Through neglect and intentional blighting, the Yonge line’s design consistency – Vitrolite tiles and original TTC typeface – has been destroyed. The line’s typographic consistency could be improved, though not exactly restored, without elaborate difficulty and at reasonable cost.
Use of metal sign plates
While many Yonge-line stations show their names with typography sandblasted into the walls, there is another form in use on the line – metal plates attached to the wall that show the name of the station. You find them at Queen’s Park and St. Patrick (in enamelled steel and falling off the walls) and at one end of Bloor station (in stainless steel).
My proposal is simple: Use new steel panels to cover up the Univers and other mismatched typography of the Yonge line and replace it with the original TTC typeface. That way, at the level of the visible name for each station, the entire line would be consistent.
Stations that need it include:
- King, College, Dundas (using Univers)
- Union (using Univers in a different way; see separate submission concerning a design competition)
- Queen (using an awful scrunched Helvetica)
- Rosedale (using Univers on unique tiles)
- Davisville (using Univers, with unique hanging signs between tracks)
- North York Centre (a difficult case due to the use of two lines of large Helvetica type)
We wouldn’t touch the Spadina line, which was designed as a unit to use Univers.
Downsview uses mixed-case Helvetica and doesn’t match anything in the system. It too should be retrofitted.
- For stations other than North York Centre and Downsview (with their lengthier names), measure, design, and fabricate enamelled-steel panels matching the dimensions of St. Patrick’s and Queen’s Park’s panels. (The goal, after all is design consistency.)
- Number of panels would match the number of station names already on the walls plus three: We need extras to replace damaged signs in the future.
- Colour is an issue; the St. Patrick/Queen’s Park style, which we are emulating, uses a different shade of the wall colour.
- Develop permanent hidden mounting brackets, which will probably fall into three categories – one for textured tiles (Dundas, King, College, Davisville), one for Rosedale, and one for smooth tiles (Queen, North York Centre).
- Host a public tour of the station upgrades.
In the high hundreds per metal sign. They’d probably have to be manufactured outside Canada. They’ll last at least 40 years.
- No fake Helvetica. No Univers. No font other than the TTC typeface.
- No plastic.
- Enamelled steel, not stainless.

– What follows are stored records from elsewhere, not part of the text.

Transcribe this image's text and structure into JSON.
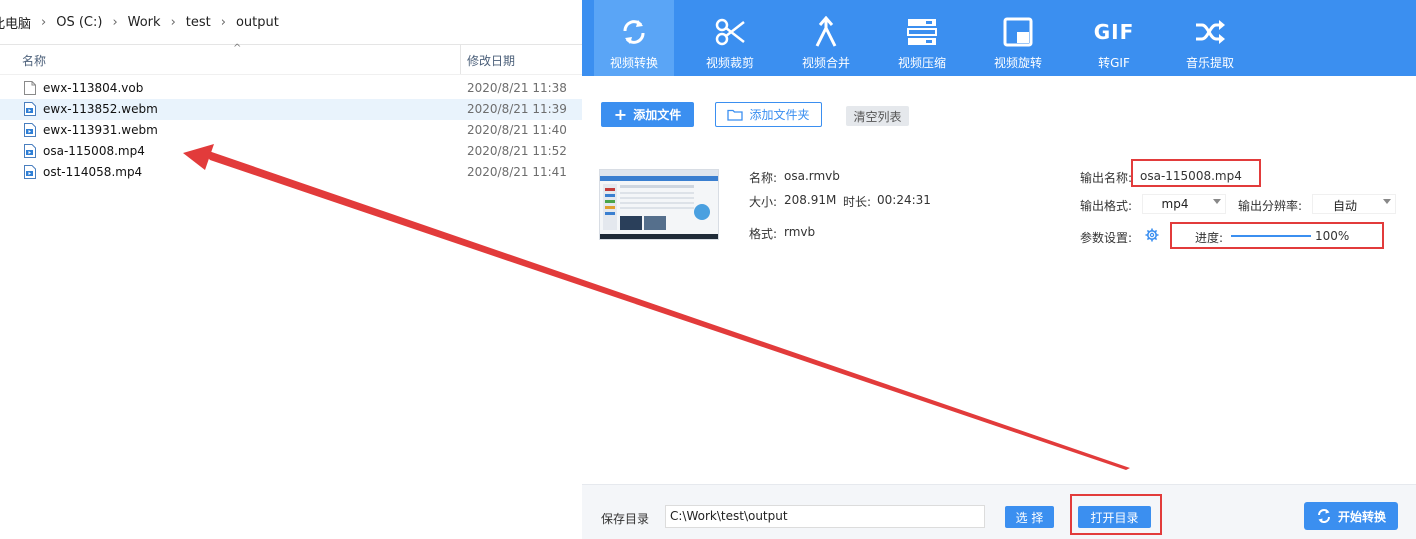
{
  "explorer": {
    "breadcrumb": [
      "此电脑",
      "OS (C:)",
      "Work",
      "test",
      "output"
    ],
    "columns": {
      "name": "名称",
      "date": "修改日期"
    },
    "files": [
      {
        "name": "ewx-113804.vob",
        "date": "2020/8/21 11:38",
        "icon": "generic-file-icon"
      },
      {
        "name": "ewx-113852.webm",
        "date": "2020/8/21 11:39",
        "icon": "video-file-icon"
      },
      {
        "name": "ewx-113931.webm",
        "date": "2020/8/21 11:40",
        "icon": "video-file-icon"
      },
      {
        "name": "osa-115008.mp4",
        "date": "2020/8/21 11:52",
        "icon": "video-file-icon"
      },
      {
        "name": "ost-114058.mp4",
        "date": "2020/8/21 11:41",
        "icon": "video-file-icon"
      }
    ]
  },
  "app": {
    "toolbar": {
      "tools": [
        {
          "label": "视频转换",
          "icon": "convert-icon"
        },
        {
          "label": "视频裁剪",
          "icon": "scissors-icon"
        },
        {
          "label": "视频合并",
          "icon": "merge-icon"
        },
        {
          "label": "视频压缩",
          "icon": "compress-icon"
        },
        {
          "label": "视频旋转",
          "icon": "rotate-icon"
        },
        {
          "label": "转GIF",
          "icon": "gif-icon",
          "icon_text": "GIF"
        },
        {
          "label": "音乐提取",
          "icon": "shuffle-icon"
        }
      ]
    },
    "actions": {
      "add_file": "添加文件",
      "add_folder": "添加文件夹",
      "clear_list": "清空列表"
    },
    "item": {
      "name_label": "名称:",
      "name_value": "osa.rmvb",
      "size_label": "大小:",
      "size_value": "208.91M",
      "duration_label": "时长:",
      "duration_value": "00:24:31",
      "format_label": "格式:",
      "format_value": "rmvb",
      "output_name_label": "输出名称:",
      "output_name_value": "osa-115008.mp4",
      "output_format_label": "输出格式:",
      "output_format_value": "mp4",
      "output_resolution_label": "输出分辨率:",
      "output_resolution_value": "自动",
      "params_label": "参数设置:",
      "progress_label": "进度:",
      "progress_value": "100%",
      "progress_fraction": 1.0
    },
    "footer": {
      "save_dir_label": "保存目录",
      "save_dir_value": "C:\\Work\\test\\output",
      "choose_button": "选 择",
      "open_dir_button": "打开目录",
      "start_button": "开始转换"
    },
    "colors": {
      "accent": "#3b8ff0",
      "annotation": "#e23b3b"
    }
  }
}
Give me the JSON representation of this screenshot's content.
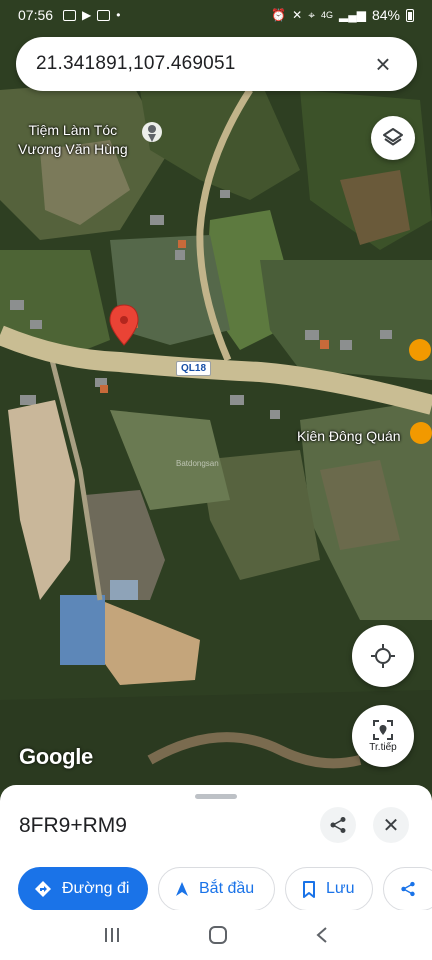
{
  "status_bar": {
    "time": "07:56",
    "signal": "4G",
    "battery": "84%"
  },
  "search": {
    "query": "21.341891,107.469051"
  },
  "map": {
    "poi_shop": [
      "Tiệm Làm Tóc",
      "Vương Văn Hùng"
    ],
    "road_shield": "QL18",
    "poi_restaurant": "Kiên Đông Quán",
    "google_logo": "Google",
    "watermark": "Batdongsan",
    "nav_button_label": "Tr.tiếp"
  },
  "sheet": {
    "plus_code": "8FR9+RM9",
    "actions": {
      "directions": "Đường đi",
      "start": "Bắt đầu",
      "save": "Lưu"
    }
  },
  "colors": {
    "accent": "#1a73e8",
    "pin": "#ea4335",
    "road": "#c9bd93"
  },
  "icons": [
    "search-icon",
    "close-icon",
    "layers-icon",
    "my-location-icon",
    "navigation-icon",
    "map-pin-icon",
    "restaurant-icon",
    "share-icon",
    "directions-icon",
    "start-icon",
    "bookmark-icon"
  ]
}
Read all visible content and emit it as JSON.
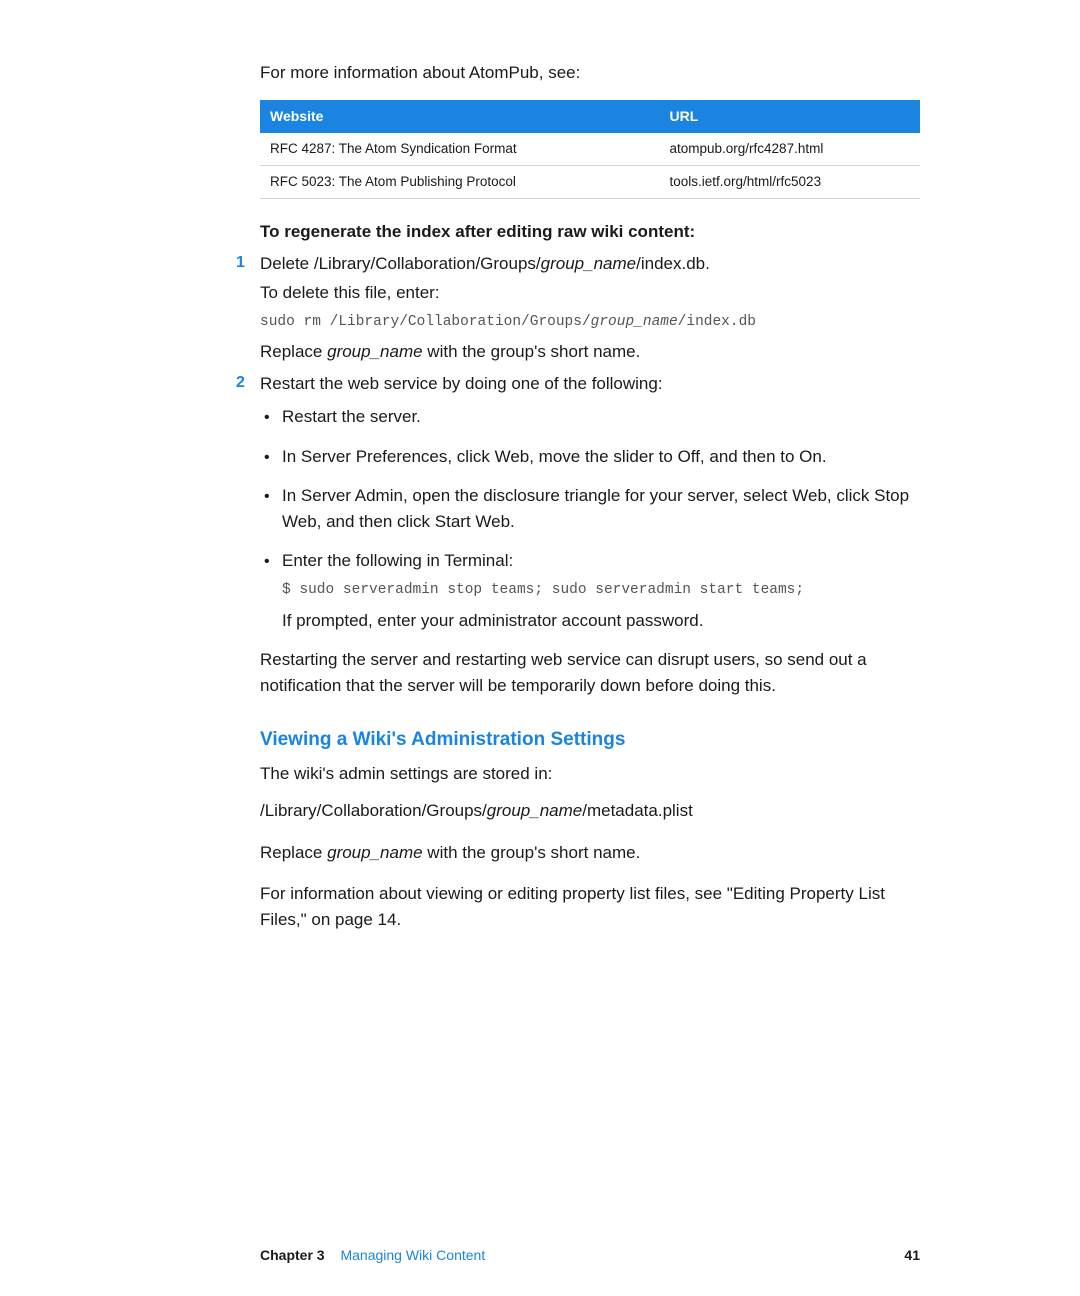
{
  "intro": "For more information about AtomPub, see:",
  "table": {
    "h1": "Website",
    "h2": "URL",
    "r1c1": "RFC 4287: The Atom Syndication Format",
    "r1c2": "atompub.org/rfc4287.html",
    "r2c1": "RFC 5023: The Atom Publishing Protocol",
    "r2c2": "tools.ietf.org/html/rfc5023"
  },
  "regen_heading": "To regenerate the index after editing raw wiki content:",
  "step1": {
    "num": "1",
    "line_prefix": "Delete /Library/Collaboration/Groups/",
    "line_italic": "group_name",
    "line_suffix": "/index.db.",
    "sub": "To delete this file, enter:",
    "code_prefix": "sudo rm /Library/Collaboration/Groups/",
    "code_italic": "group_name",
    "code_suffix": "/index.db",
    "replace_prefix": "Replace ",
    "replace_italic": "group_name",
    "replace_suffix": " with the group's short name."
  },
  "step2": {
    "num": "2",
    "line": "Restart the web service by doing one of the following:",
    "b1": "Restart the server.",
    "b2": "In Server Preferences, click Web, move the slider to Off, and then to On.",
    "b3": "In Server Admin, open the disclosure triangle for your server, select Web, click Stop Web, and then click Start Web.",
    "b4": "Enter the following in Terminal:",
    "b4_code": "$ sudo serveradmin stop teams; sudo serveradmin start teams;",
    "b4_sub": "If prompted, enter your administrator account password."
  },
  "restart_note": "Restarting the server and restarting web service can disrupt users, so send out a notification that the server will be temporarily down before doing this.",
  "section": {
    "heading": "Viewing a Wiki's Administration Settings",
    "p1": "The wiki's admin settings are stored in:",
    "p2_prefix": "/Library/Collaboration/Groups/",
    "p2_italic": "group_name",
    "p2_suffix": "/metadata.plist",
    "p3_prefix": "Replace ",
    "p3_italic": "group_name",
    "p3_suffix": " with the group's short name.",
    "p4": "For information about viewing or editing property list files, see \"Editing Property List Files,\" on page 14."
  },
  "footer": {
    "chapter": "Chapter 3",
    "title": "Managing Wiki Content",
    "page": "41"
  }
}
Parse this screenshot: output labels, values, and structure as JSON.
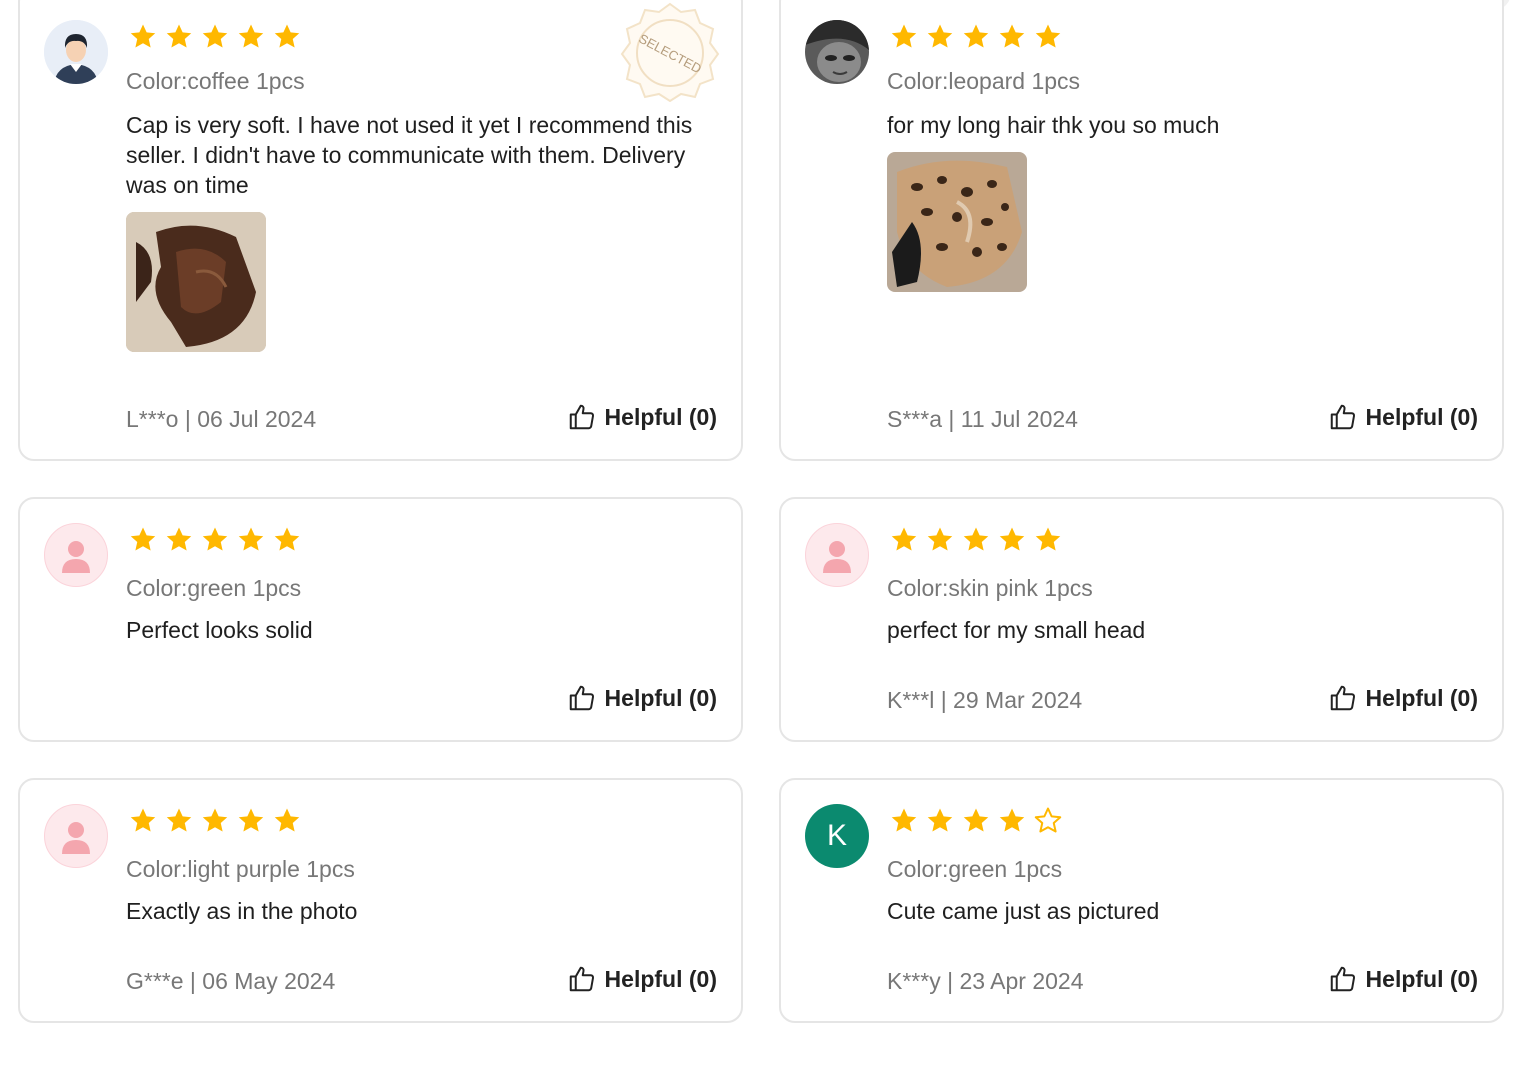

- No tight letterspacing (not “kerning”). Use the correct wide spacing (approximately 0.33em) rather than jamming letters as close together as CorelDraw can manage. (That’s what’s wrong with the Sheppard line, which could also be repaired as part of this project.)